Copy out the entries exactly. Print them in full.

(Data entries)

..........

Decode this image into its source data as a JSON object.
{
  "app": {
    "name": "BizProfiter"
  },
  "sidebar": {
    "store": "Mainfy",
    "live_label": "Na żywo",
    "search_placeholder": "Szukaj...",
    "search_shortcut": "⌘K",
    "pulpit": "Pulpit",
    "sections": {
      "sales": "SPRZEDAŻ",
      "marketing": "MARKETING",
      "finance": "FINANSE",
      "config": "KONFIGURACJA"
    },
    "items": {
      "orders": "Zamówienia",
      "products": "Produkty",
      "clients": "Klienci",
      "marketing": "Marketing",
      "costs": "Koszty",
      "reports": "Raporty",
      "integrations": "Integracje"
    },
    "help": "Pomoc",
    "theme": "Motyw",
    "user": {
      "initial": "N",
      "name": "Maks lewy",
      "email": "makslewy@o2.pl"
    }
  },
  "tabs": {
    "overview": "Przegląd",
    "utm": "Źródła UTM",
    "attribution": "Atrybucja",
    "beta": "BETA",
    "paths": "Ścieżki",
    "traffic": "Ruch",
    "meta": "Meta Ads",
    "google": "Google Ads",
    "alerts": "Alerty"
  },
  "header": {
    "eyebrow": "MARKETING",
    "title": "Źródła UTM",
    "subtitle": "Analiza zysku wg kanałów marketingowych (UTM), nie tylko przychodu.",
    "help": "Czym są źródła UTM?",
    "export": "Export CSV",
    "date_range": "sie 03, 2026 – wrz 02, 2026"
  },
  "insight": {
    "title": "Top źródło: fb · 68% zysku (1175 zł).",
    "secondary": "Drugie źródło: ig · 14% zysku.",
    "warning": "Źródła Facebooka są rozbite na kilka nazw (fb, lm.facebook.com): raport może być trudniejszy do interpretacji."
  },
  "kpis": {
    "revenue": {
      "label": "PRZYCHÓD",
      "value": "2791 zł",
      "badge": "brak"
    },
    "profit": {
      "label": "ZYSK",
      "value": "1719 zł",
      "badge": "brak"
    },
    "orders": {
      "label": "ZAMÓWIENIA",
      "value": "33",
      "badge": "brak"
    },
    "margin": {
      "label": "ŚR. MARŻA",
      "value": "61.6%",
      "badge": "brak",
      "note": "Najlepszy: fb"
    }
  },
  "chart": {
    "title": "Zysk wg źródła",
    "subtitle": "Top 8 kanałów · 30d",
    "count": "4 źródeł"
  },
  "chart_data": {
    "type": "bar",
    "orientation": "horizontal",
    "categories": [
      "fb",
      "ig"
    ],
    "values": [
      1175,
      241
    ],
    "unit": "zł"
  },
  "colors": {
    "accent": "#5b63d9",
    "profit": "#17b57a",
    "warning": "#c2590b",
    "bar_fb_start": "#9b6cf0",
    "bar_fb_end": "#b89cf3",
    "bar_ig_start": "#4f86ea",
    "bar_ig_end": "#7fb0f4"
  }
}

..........

> **Answer area**
Decode this image into its source data as a JSON object.
{
  "app": {
    "name": "BizProfiter"
  },
  "sidebar": {
    "store": "Mainfy",
    "live_label": "Na żywo",
    "search_placeholder": "Szukaj...",
    "search_shortcut": "⌘K",
    "pulpit": "Pulpit",
    "sections": {
      "sales": "SPRZEDAŻ",
      "marketing": "MARKETING",
      "finance": "FINANSE",
      "config": "KONFIGURACJA"
    },
    "items": {
      "orders": "Zamówienia",
      "products": "Produkty",
      "clients": "Klienci",
      "marketing": "Marketing",
      "costs": "Koszty",
      "reports": "Raporty",
      "integrations": "Integracje"
    },
    "help": "Pomoc",
    "theme": "Motyw",
    "user": {
      "initial": "N",
      "name": "Maks lewy",
      "email": "makslewy@o2.pl"
    }
  },
  "tabs": {
    "overview": "Przegląd",
    "utm": "Źródła UTM",
    "attribution": "Atrybucja",
    "beta": "BETA",
    "paths": "Ścieżki",
    "traffic": "Ruch",
    "meta": "Meta Ads",
    "google": "Google Ads",
    "alerts": "Alerty"
  },
  "header": {
    "eyebrow": "MARKETING",
    "title": "Źródła UTM",
    "subtitle": "Analiza zysku wg kanałów marketingowych (UTM), nie tylko przychodu.",
    "help": "Czym są źródła UTM?",
    "export": "Export CSV",
    "date_range": "sie 03, 2026 – wrz 02, 2026"
  },
  "insight": {
    "title": "Top źródło: fb · 68% zysku (1175 zł).",
    "secondary": "Drugie źródło: ig · 14% zysku.",
    "warning": "Źródła Facebooka są rozbite na kilka nazw (fb, lm.facebook.com): raport może być trudniejszy do interpretacji."
  },
  "kpis": {
    "revenue": {
      "label": "PRZYCHÓD",
      "value": "2791 zł",
      "badge": "brak"
    },
    "profit": {
      "label": "ZYSK",
      "value": "1719 zł",
      "badge": "brak"
    },
    "orders": {
      "label": "ZAMÓWIENIA",
      "value": "33",
      "badge": "brak"
    },
    "margin": {
      "label": "ŚR. MARŻA",
      "value": "61.6%",
      "badge": "brak",
      "note": "Najlepszy: fb"
    }
  },
  "chart": {
    "title": "Zysk wg źródła",
    "subtitle": "Top 8 kanałów · 30d",
    "count": "4 źródeł"
  },
  "chart_data": {
    "type": "bar",
    "orientation": "horizontal",
    "categories": [
      "fb",
      "ig"
    ],
    "values": [
      1175,
      241
    ],
    "unit": "zł"
  },
  "colors": {
    "accent": "#5b63d9",
    "profit": "#17b57a",
    "warning": "#c2590b",
    "bar_fb_start": "#9b6cf0",
    "bar_fb_end": "#b89cf3",
    "bar_ig_start": "#4f86ea",
    "bar_ig_end": "#7fb0f4"
  }
}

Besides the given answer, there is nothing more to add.